Although I can’t actually remember which was the first of the glove collections that I saw, I think it might have been this one that dates back to 2005. This is maintained by photographer Sarah Cole who is also based in Sheffield, and she includes a list of links to other glove-spotters.
http://glovesandmittens.blogspot.co.uk/2005_10_01_archive.html

This café in Berlin has an exhibition of lost gloves, waiting to be reunited with their owners.
http://datenform.de/blog/lost-gloves/

And here is a Google map of lost gloves in Copenhagen.
https://maps.google.com/maps/ms?ie=UTF8&oe=UTF8&msa=0&msid=116335434107066498961.00043d3f37b138ba3bab6

Artist Stuart Brisley made a sculpture in 1983 called “1=66,666” which features a rather fetishy re-filling of (I believe to be discarded) gloves hanging in a cage, and I wish I had done that.
http://www.stuartbrisley.com/pages/28/80s/Works/1_66,666/page:5

Anyway, it turns out I am not the only one to find these soiled and potentially intimate items of clothing to be car-crash fascinating. This universal phenomenon has been observed numerous times all over the world.

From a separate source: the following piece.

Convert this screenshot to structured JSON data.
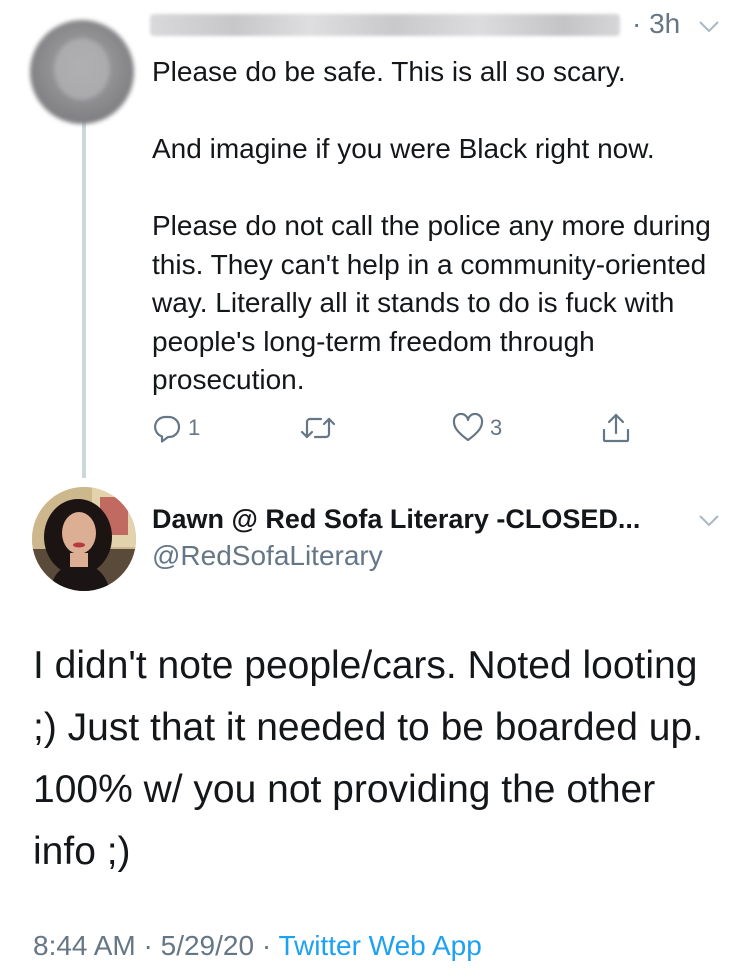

Whatevah.

Set333from_IMG_9726

At the time I first had the idea, I was studying an MA in Contemporary Fine Art (never completed) at Sheffield Hallam University and my tutor was Nick Stewart, now Programme Leader & Reader in Fine Art at Winchester School of Art. In a tutorial with him, he suggested creating video that showed me examining the gloves, but at the time, I was resistant to making video as I had already made so much, although I took his point.
http://www.nickstewart.org.uk/index.html

I also had a tutorial with artist Doris Frohnapfel, a visiting lecturer, and I showed her the photographs. She told me that, had it been her, she would have taken the gloves away and made something out of them. That had never occurred to me before. But it has now.
http://www.dorisfrohnapfel.de/

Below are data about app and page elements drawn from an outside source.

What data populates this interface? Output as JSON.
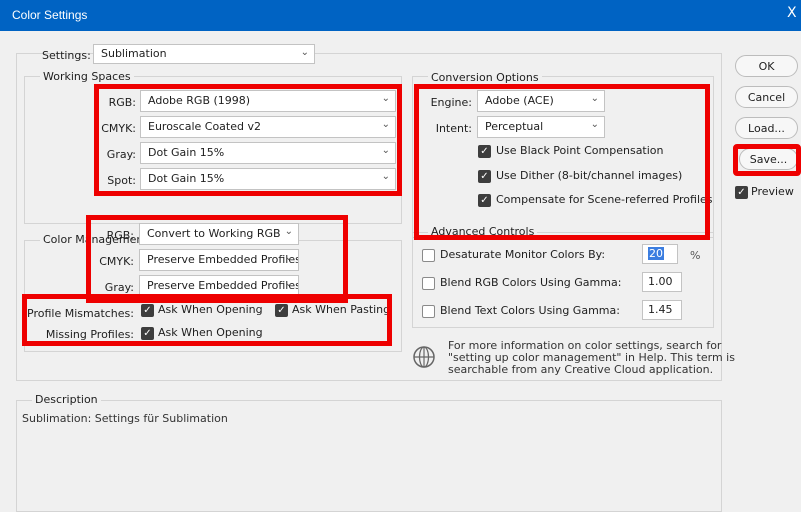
{
  "window": {
    "title": "Color Settings",
    "close_glyph": "X"
  },
  "settings": {
    "label": "Settings:",
    "value": "Sublimation"
  },
  "working_spaces": {
    "title": "Working Spaces",
    "rgb": {
      "label": "RGB:",
      "value": "Adobe RGB (1998)"
    },
    "cmyk": {
      "label": "CMYK:",
      "value": "Euroscale Coated v2"
    },
    "gray": {
      "label": "Gray:",
      "value": "Dot Gain 15%"
    },
    "spot": {
      "label": "Spot:",
      "value": "Dot Gain 15%"
    }
  },
  "policies": {
    "title": "Color Management Policies",
    "rgb": {
      "label": "RGB:",
      "value": "Convert to Working RGB"
    },
    "cmyk": {
      "label": "CMYK:",
      "value": "Preserve Embedded Profiles"
    },
    "gray": {
      "label": "Gray:",
      "value": "Preserve Embedded Profiles"
    },
    "profile_mismatches": {
      "label": "Profile Mismatches:",
      "ask_opening": "Ask When Opening",
      "ask_pasting": "Ask When Pasting"
    },
    "missing_profiles": {
      "label": "Missing Profiles:",
      "ask_opening": "Ask When Opening"
    }
  },
  "conversion": {
    "title": "Conversion Options",
    "engine": {
      "label": "Engine:",
      "value": "Adobe (ACE)"
    },
    "intent": {
      "label": "Intent:",
      "value": "Perceptual"
    },
    "black_point": "Use Black Point Compensation",
    "dither": "Use Dither (8-bit/channel images)",
    "scene_referred": "Compensate for Scene-referred Profiles"
  },
  "advanced": {
    "title": "Advanced Controls",
    "desaturate": {
      "label": "Desaturate Monitor Colors By:",
      "value": "20",
      "unit": "%"
    },
    "blend_rgb": {
      "label": "Blend RGB Colors Using Gamma:",
      "value": "1.00"
    },
    "blend_text": {
      "label": "Blend Text Colors Using Gamma:",
      "value": "1.45"
    }
  },
  "info": {
    "line1": "For more information on color settings, search for",
    "line2": "\"setting up color management\" in Help. This term is",
    "line3": "searchable from any Creative Cloud application."
  },
  "description": {
    "title": "Description",
    "text": "Sublimation:  Settings für Sublimation"
  },
  "buttons": {
    "ok": "OK",
    "cancel": "Cancel",
    "load": "Load...",
    "save": "Save...",
    "preview": "Preview"
  },
  "colors": {
    "titlebar": "#0063c3",
    "highlight": "#ee0000",
    "checkbox": "#3d3d3d"
  }
}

Anyway, I have decided to resurrect the idea and finish off what I started. I had the original idea independently and I still like it, so I will be photographing and collecting gloves over the coming winter months, between the autumn and spring equinoxes.

But what can I do to add something? Well, maybe I should swallow my pride and take the advice of artists more mature than myself and take it further than just the photographs. There is a blog where each glove will be recorded with a new entry. It’s not a daily project and is very open.

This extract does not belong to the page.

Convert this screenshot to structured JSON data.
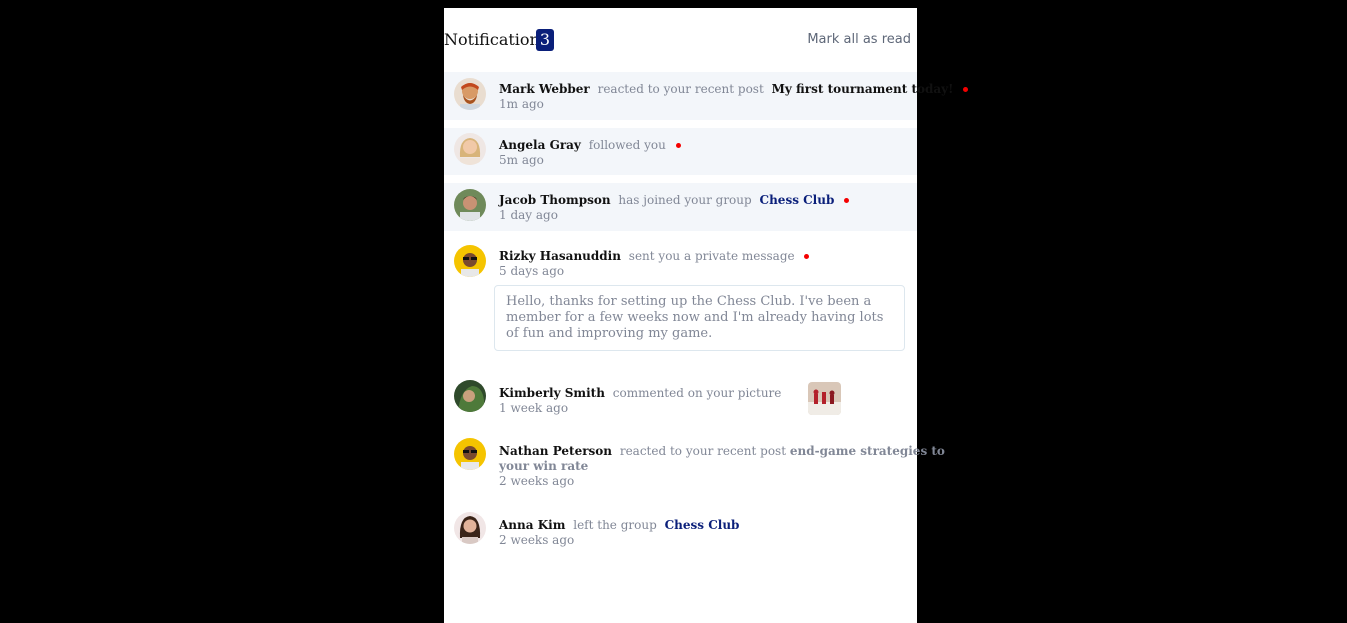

It will rely upon wherever I go and whatever I find, so stay tuned…

http://noglovelost.wordpress.com

I don’t follow anyone’s rules except my own rules… RULE NINE

Retrospective graphics.056

See this post for the intro to this series of posts about rules.

RULE NINE: Be happy whenever you can manage it. Enjoy yourself. It’s lighter than you think.

Abstract erotic art… It’s the shape of things to come. – anon via
http://funny-jokes.rap-contest.com/index.php/site/index

This one follows on very conveniently from RULE EIGHT.

Recenty, I made a conscious decision to stop going to discussions about art. Why? Because they’re all so fucking boring.

I am not talking about lectures or artists’ talks, which can be fascinating. I mean conferences, salons and symposia, those talking shops for middle-class liberals, agonising about stuff that really doesn’t matter.

Let’s face it, you don’t get many laughs at an art symposium. There is a kind of studied emptiness in most discussions about art, a chasing of tails that normally leaves you none the wiser at the end of it, only shorter of life.

For me, the problem is the lack of humour. There is a poisonous, masturbatory guilt at the heart of contemporary fine art that thinks joy and beauty are somehow trivial, unless defined in an ironic, post-modern, knowing way. A kind of professional cynicism favoured by the David Shrigley apologists.

One way I can allow myself to be happy whenever I can manage it is by avoiding making myself unhappy whenever I can manage it.

Soon after starting the review of my life’s work, I realised that humour in the form of satire, is a strong, enduring thread in my art. That realisation was liberating, and these days I am allowing myself to have some fun even if it seems from the outside like I am just playing with myself.

That was a joke.